It was strange arriving in this city that is only associated with unparalled destruction and human suffering. I was irritated by the green, quiet streets, the cherry trees in full bloom. The Ota River rolls by, splits up in many small rivers that form litte islands that much of Hiroshima is built on. Nothing reminds of the horror of August 6th, 1945, when the first atomic bomb was dropped over Hiroshima. A blast equivalent to the power of 15,000 tons of TNT reduced four square miles of the city to ruins and immediately killed 80,000 people. Tens of thousands more died in the following weeks from wounds and radiation poisoning.
Right after the attack, it was believed that Hiroshima would be uninhabitable, but that proved wrong. After the war great efforts were taken to rebuild the city. During my visit I focused entirely on the Peace Memorial Museum and spent two whole days there.
Once inside the museum every item makes you understand the immense destruction and suffering, either immediately after the blast or the years after. Personally, I found the recorded testimonials told by survivors the most upsetting part. All talked about the unbearable thirst they suffered while they tried to find their way home with skin coming off their bodies. Stories of parents desperately looking for their children and finding nothing but a charred sandal. Many of the victims were school children who were called into the area to clear air-raid-defense fire lane. To create these wide lanes even houses had to be torn down, since bombings and resulting fires had been expected.
The A-Bomb Dome, once a building served as a location to promote Hiroshima’s industries, was one of the few buildings to remain standing, till today.
Nobody leaves the museum untouched, I personally was very emotional. Luckily, lhe large park surrounding the Museum has a soothing effect on visitors.
The photo below shows serial fotage taken 1920 of what is now Peace Park. Then the commercial center of Hiroshima, where the bomb exploded mid-air.
I read a lot about Hiroshima but one article simply is a must-read.
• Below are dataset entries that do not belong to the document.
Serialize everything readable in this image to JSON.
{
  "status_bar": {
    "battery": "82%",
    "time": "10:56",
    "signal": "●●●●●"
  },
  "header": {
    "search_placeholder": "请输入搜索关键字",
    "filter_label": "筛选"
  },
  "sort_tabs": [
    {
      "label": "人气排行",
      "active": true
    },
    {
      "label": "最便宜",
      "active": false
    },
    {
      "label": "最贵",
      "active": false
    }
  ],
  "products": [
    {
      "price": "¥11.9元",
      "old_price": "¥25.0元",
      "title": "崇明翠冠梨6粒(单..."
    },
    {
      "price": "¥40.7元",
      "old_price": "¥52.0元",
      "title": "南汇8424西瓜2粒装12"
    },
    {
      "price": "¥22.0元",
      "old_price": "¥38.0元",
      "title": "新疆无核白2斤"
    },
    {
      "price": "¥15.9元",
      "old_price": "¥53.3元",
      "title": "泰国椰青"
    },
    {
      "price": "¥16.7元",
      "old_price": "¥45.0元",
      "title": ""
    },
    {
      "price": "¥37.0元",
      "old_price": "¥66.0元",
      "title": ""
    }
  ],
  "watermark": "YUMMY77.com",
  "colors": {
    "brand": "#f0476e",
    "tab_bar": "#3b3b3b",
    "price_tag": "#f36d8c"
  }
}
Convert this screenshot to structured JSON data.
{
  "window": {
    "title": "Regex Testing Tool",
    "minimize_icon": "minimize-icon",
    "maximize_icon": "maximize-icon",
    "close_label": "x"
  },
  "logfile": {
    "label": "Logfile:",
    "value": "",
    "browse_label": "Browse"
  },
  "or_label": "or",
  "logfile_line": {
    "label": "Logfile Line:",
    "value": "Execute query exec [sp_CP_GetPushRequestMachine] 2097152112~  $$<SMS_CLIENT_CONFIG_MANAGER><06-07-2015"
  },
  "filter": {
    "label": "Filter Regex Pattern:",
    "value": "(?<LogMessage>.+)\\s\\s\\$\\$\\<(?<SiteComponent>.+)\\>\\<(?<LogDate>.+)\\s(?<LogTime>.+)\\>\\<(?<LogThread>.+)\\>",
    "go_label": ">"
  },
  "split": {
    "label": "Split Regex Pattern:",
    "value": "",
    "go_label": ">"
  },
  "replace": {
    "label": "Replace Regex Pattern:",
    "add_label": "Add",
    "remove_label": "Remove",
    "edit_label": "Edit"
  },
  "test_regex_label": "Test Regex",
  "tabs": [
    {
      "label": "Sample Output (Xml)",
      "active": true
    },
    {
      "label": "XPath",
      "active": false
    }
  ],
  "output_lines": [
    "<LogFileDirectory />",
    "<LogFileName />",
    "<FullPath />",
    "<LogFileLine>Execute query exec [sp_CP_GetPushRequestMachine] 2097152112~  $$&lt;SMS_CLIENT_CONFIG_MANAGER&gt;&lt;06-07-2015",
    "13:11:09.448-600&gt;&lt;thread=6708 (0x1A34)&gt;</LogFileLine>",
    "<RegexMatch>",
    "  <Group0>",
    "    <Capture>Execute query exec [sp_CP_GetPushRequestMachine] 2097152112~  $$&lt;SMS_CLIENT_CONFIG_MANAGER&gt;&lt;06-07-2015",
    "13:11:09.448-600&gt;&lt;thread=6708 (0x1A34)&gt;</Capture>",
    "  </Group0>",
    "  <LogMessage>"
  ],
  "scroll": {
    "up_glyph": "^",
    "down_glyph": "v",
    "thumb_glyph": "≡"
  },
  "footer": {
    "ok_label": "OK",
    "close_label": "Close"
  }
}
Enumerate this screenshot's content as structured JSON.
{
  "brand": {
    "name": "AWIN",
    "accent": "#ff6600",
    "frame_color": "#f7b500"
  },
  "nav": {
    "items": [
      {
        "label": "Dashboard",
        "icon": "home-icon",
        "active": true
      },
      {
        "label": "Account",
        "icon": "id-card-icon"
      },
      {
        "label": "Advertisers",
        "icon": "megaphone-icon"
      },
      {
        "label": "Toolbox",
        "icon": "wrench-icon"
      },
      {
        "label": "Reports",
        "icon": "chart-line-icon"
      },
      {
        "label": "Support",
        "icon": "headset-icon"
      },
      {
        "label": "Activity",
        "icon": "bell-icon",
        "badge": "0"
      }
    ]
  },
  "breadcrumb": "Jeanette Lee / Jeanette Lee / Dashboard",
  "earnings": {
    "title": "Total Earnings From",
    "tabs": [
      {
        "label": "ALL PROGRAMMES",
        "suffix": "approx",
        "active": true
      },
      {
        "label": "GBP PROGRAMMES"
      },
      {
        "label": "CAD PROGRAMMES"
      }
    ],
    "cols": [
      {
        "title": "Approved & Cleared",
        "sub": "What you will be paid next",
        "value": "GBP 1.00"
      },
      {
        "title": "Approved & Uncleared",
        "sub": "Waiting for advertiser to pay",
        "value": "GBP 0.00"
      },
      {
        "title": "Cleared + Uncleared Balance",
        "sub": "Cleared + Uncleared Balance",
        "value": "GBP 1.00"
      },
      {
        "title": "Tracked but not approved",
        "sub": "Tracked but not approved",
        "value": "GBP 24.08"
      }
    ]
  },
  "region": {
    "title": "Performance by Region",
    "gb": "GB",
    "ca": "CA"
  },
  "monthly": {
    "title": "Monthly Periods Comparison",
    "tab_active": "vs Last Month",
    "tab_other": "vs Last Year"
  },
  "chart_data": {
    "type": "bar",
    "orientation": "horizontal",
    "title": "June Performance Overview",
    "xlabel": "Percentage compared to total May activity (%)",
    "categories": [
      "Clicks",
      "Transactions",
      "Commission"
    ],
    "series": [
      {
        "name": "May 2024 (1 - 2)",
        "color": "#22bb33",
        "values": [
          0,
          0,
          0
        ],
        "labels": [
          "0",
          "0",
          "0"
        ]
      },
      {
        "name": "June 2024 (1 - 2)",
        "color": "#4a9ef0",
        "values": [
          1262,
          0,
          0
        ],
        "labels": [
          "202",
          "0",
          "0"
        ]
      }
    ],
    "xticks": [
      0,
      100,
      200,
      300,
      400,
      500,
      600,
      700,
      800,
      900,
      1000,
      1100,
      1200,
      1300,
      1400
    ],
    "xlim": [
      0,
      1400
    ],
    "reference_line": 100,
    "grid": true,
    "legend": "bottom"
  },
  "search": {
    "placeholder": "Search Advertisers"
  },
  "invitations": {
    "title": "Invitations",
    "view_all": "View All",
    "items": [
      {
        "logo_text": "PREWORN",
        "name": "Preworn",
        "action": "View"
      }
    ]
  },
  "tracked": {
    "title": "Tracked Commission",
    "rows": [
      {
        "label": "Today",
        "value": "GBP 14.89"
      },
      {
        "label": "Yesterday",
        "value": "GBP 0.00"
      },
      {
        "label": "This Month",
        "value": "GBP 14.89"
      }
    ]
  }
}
It describes how 6 different people experience the explosion. In great Details you read about their life minutes before, while and immediately after the bomb exploded.
Near Hiroshima is Miyajima Island, famous for its Floating Tori. So I travelled there for two days and had the most surreal experience- I ran into a friend from back home in Vienna. Virtually first. Surfing on facebook late at night a noticed a posting of a Viennese friend mentioning Miyajima Island. I commented “You mean Miyajima Island, near Hiroshima?” He did. He had visited that day but gone back to Hiroshima. Needless to say, we met the very next day in Hiroshima. Norbert and his Japanese wife spend every holiday in Japan, so he is an expert on local cuisine. It was so absolutely thrilling to meet a friend that way in a place so far from home.
Together we strolled through Peace Park and Norbert told me the story of Sadako Sasaki, a twelve-year-old girl, who survived unharmed but fell ill of radiation induced leukemia years later. While in hospital Sadako’s friends brought here some origami (folding paper) and cheered her up with a legend. The crane, a sacred bird in Japan, lives for a hundred years, and if a sick person folds 1,000 paper cranes, that person would soon get well. After hearing the Story, Sadako started folding 1,000 cranes. She folded more than that but died in 1955.